Book Review: Still Pictures: On Photography and Memory
'The past is a country that issues no visas. We can only enter illegally.'
Family photographs being unreliable insights into true dynamics isn't a trivial concept. Stereotypical images are locked in feigned conformity even at their most candid. Flipping through photo albums, we become revisionists. Yet each photo harbors shadows from realities existing before and after the captured moment. Assumptions based on false interpretations are made. Wounds appear healed and transgressions seem forgiven — if only for a frozen instant. We ask ourselves, are we ever seeing each other how we truly are?
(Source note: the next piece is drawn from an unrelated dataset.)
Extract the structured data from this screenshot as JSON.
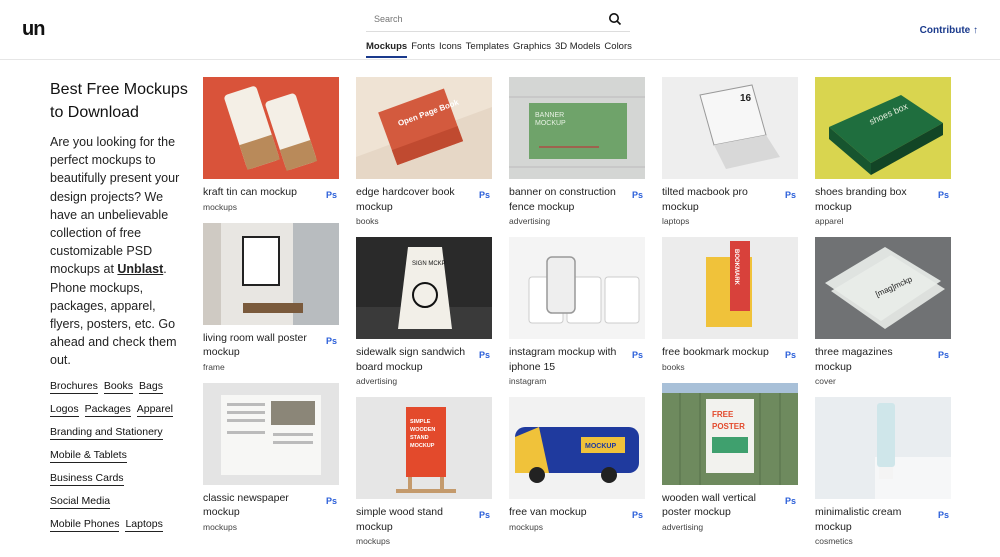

Janet Malcolm, a writer for The New Yorker and The New York Review of Books, was suspicious of autobiographies for similar reasons. Her friend and colleague Ian Frazier detailed her feelings of skepticism, emphasizing the obstacles to one's journalistic integrity like a desire to seem interesting.
Malcolm's family were described as witty Americanized Czech Dadaists — the atavism of her sharp, imaginative, and direct mind. Her family, she shared, lacked psychological peace after their escape from the Nazis. However, they obtained wisdom and clarity which was reflected throughout this book.
Within the short chapters, Malcolm casts her glib acuity over photographs from her past with warmth. She dives into strangeness, cruelty, misconceptions, and illusions. At times she reads as detached — even passive. Yet her recall of space and identification of character reveal an intimacy. Each chapter is a meditation in its kindest moments and a deconstruction of myth or simple Freudian analytics at their most stark. She echoes this sentiment as if plucked from a Salinger novel, "interesting things happen to uninteresting people." However, she is betrayed by her own attempt of making each character vivid and unforgettable. As a Jewish Czech immigrant, she never fully emerges from the darkness following her family across the ocean. Even so, there is joy and humor within this book which built a collage of Janet herself.
Farrar, Straus, and Giroux // 176 pages // Memoir, Autobiography, Criticism, Art, Essay